**WORK TO BE COMPLETED**
Print the entries exactly as they appear, and omit any images.

**EXERCISE INPUTS**
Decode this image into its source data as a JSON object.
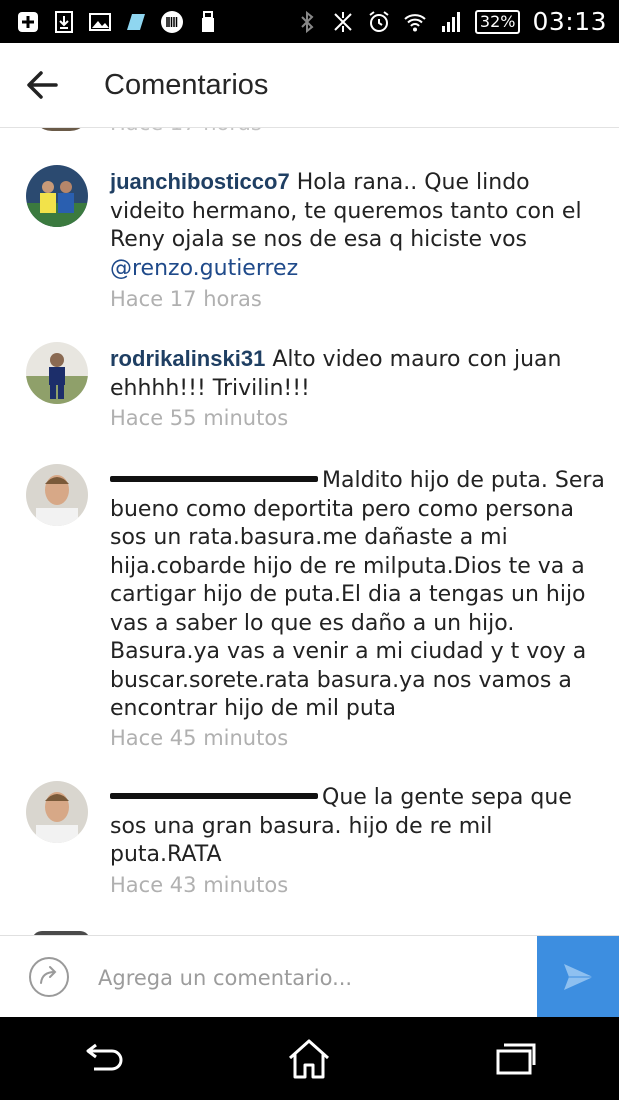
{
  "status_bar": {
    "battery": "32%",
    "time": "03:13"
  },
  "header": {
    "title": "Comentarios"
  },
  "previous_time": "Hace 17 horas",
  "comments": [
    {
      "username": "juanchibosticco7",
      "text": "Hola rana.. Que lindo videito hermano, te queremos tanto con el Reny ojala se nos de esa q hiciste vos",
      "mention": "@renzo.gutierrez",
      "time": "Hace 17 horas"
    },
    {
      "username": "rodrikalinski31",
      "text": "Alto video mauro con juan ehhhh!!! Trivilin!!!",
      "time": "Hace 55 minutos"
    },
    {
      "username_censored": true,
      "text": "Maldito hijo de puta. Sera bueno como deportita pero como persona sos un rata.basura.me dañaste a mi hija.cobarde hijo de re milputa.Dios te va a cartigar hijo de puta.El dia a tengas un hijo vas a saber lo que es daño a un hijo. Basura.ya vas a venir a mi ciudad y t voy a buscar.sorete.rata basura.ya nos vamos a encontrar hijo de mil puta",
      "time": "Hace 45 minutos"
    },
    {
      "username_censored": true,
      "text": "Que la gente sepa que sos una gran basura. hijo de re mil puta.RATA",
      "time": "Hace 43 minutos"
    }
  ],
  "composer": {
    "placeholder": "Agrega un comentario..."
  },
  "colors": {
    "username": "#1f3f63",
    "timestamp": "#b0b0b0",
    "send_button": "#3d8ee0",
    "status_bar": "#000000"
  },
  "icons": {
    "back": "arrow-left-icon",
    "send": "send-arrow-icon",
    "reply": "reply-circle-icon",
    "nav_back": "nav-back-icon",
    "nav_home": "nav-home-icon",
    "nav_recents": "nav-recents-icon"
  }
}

**RESULT**
Decode this image into its source data as a JSON object.
{
  "status_bar": {
    "battery": "32%",
    "time": "03:13"
  },
  "header": {
    "title": "Comentarios"
  },
  "previous_time": "Hace 17 horas",
  "comments": [
    {
      "username": "juanchibosticco7",
      "text": "Hola rana.. Que lindo videito hermano, te queremos tanto con el Reny ojala se nos de esa q hiciste vos",
      "mention": "@renzo.gutierrez",
      "time": "Hace 17 horas"
    },
    {
      "username": "rodrikalinski31",
      "text": "Alto video mauro con juan ehhhh!!! Trivilin!!!",
      "time": "Hace 55 minutos"
    },
    {
      "username_censored": true,
      "text": "Maldito hijo de puta. Sera bueno como deportita pero como persona sos un rata.basura.me dañaste a mi hija.cobarde hijo de re milputa.Dios te va a cartigar hijo de puta.El dia a tengas un hijo vas a saber lo que es daño a un hijo. Basura.ya vas a venir a mi ciudad y t voy a buscar.sorete.rata basura.ya nos vamos a encontrar hijo de mil puta",
      "time": "Hace 45 minutos"
    },
    {
      "username_censored": true,
      "text": "Que la gente sepa que sos una gran basura. hijo de re mil puta.RATA",
      "time": "Hace 43 minutos"
    }
  ],
  "composer": {
    "placeholder": "Agrega un comentario..."
  },
  "colors": {
    "username": "#1f3f63",
    "timestamp": "#b0b0b0",
    "send_button": "#3d8ee0",
    "status_bar": "#000000"
  },
  "icons": {
    "back": "arrow-left-icon",
    "send": "send-arrow-icon",
    "reply": "reply-circle-icon",
    "nav_back": "nav-back-icon",
    "nav_home": "nav-home-icon",
    "nav_recents": "nav-recents-icon"
  }
}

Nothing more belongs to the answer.